Bill could reach governor’s desk in few days
Indications are good that the House of Representatives will accept the Senate-amended $134.33-million government budget bill for fiscal year 2015 that will give the Public School System an added $1.61 million to help reduce teacher-student ratio in classrooms, Ways and Means Committee chair Tony Sablan (Ind-Saipan) told Saipan Tribune yesterday. The CNMI would set a record early passage of a spending bill in August if the House approves the Senate version on Thursday.
Senators made sure that PSS will spend over $1.161 million of the total additional funds only to hire 35 new teachers.
“The only way to reduce teacher-student ratio is to put more teachers in the classroom,” Sablan said.
Rep. Ralph Yumul (Ind-Saipan), chairman of the ad-hoc Cost-Cutting Committee, said the panel supports funneling funds as a result of cost-cutting measures to PSS.
“If the House passes the budget on Thursday, we might have a budget within two weeks,” Yumul said.
Budget bills almost always get passed right before the start of a new fiscal year on Oct. 1 but it’s likely not the case in this election year. In 2010, the government had to partially shut down because the Legislature failed to reach a compromise on a spending package.
Sablan said the Ways and Means Committee “anticipated” the Senate’s amendments, including the increased PSS budget, the additional funding for the Northern Marianas Technical Institute, and the restoration of close to $400,000 for Tinian.
In fact, the two committees from the House and Senate with oversight over government budgets communicated before the Senate could act on the budget bill.

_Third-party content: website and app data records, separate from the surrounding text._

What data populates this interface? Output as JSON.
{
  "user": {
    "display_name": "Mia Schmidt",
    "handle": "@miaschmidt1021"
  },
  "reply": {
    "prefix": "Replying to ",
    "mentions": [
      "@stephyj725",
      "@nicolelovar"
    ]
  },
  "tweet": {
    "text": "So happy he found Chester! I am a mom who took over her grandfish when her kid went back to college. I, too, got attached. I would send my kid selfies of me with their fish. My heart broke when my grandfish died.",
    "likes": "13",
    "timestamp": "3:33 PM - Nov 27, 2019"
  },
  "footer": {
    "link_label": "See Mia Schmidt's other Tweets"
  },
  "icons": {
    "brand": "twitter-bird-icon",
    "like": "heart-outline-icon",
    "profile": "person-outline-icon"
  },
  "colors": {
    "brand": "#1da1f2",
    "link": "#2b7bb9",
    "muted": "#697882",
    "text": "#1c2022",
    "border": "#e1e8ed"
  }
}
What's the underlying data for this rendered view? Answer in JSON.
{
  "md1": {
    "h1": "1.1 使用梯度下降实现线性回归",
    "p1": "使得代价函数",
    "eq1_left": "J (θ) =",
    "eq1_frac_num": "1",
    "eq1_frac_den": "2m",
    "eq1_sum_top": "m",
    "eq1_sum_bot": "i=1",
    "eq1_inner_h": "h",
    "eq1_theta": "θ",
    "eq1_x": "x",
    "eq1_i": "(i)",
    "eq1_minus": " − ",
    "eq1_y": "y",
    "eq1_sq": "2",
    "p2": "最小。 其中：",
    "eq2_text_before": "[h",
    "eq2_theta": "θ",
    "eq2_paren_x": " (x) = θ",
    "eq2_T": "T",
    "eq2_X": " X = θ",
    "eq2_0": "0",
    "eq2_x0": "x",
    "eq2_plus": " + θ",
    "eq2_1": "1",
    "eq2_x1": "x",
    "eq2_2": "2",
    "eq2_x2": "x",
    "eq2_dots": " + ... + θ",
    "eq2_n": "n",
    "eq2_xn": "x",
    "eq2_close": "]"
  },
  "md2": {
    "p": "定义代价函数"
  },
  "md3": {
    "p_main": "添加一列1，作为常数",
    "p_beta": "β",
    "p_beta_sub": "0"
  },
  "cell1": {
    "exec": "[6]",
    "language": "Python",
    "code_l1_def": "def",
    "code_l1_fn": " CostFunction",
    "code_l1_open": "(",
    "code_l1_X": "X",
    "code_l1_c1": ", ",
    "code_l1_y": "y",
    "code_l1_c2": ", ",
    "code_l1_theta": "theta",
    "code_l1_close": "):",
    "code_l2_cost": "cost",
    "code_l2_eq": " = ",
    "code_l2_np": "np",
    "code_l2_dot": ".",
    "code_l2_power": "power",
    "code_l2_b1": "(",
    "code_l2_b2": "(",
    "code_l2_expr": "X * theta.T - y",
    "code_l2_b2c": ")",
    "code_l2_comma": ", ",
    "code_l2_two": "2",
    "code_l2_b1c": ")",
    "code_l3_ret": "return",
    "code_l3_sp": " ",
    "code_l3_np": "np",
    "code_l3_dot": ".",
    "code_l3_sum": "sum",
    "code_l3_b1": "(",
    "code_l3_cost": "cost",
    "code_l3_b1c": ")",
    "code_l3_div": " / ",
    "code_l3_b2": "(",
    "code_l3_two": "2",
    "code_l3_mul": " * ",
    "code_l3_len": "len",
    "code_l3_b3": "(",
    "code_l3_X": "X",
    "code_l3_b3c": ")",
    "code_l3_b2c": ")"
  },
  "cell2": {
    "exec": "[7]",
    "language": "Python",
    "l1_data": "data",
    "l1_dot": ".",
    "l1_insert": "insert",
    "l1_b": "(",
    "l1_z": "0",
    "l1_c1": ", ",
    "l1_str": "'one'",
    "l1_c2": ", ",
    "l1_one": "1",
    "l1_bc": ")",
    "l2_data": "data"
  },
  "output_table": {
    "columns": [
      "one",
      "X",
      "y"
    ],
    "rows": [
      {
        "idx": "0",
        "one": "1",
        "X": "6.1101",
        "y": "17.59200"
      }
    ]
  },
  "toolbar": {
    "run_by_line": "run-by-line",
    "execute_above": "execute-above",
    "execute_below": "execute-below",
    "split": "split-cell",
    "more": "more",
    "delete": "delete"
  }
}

“If there’s no need to reject it, if we don’t have a problem with it, we would recommend passage of the bill. …We discussed the major amendments with the Senate Fiscal Affairs and I’m glad we reached a compromise,” Sablan said in an interview on Capital Hill.
Senate Fiscal Affairs Committee chair Jovita Taimanao (Ind-Rota) is also looking forward to a House approval of the Senate-amended spending package.
If for some reason the House rejects the Senate version, Sablan said there is no reason a conference committee would take more than two days to come up with a compromise bill.
“That is, if everybody sits down together and approach it with open mind, and come up with a responsible expenditure plan for 2015. I don’t see any reason why we can’t do it in one or two days,” Sablan added.
Sablan anticipates a supplemental budget before fiscal year 2015 is out “so no need to haggle now over thousands of dollars to address items.”
“The important thing is that we’re able to bring in the Marianas Visitors Authority and work out a compromise. They agreed,” he added.
The additional funding given to PSS came from funds earlier set aside for MVA.
Sablan said the Ways and Means Committee, which will meet today, also is likely to support the Senate’s reduction in lawmakers’ allocations and leadership funds to be able to restore $400,000 for Tinian.
He said there is also support for the Senate’s decision to increase NMTI’s funding from $200,000 to $400,000. The additional $200,000 came from $100,000 each taken from PSS and Northern Marianas College.
“The other amendments are minor issues. Again, in my view they won’t be a major concern at least in the committee,” Sablan added.
He said this could be the first time in CNMI legislative history that a budget passes both the House and Senate in August. The new fiscal year begins on Oct. 1.
“You could say 2014 is history in the making,” he said. “I can say this is what happens when people take the time to communicate. We were able to communicate with the Senate Fiscal Affairs Committee. We compromised on certain provisions and I’m glad to see them in the Senate version.”
House Bill 18-201, House Draft 3, Senate Substitute 2 is now back to the House for approval or rejection after the Senate passage on Thursday last week.
The Senate gave PSS, as promised, an additional $1.61 million, bringing its budget to over $33.441 million for 2015. This will enable PSS to, among other things, meet the federal maintenance-of-efforts requirements and reduce teacher-student ratio.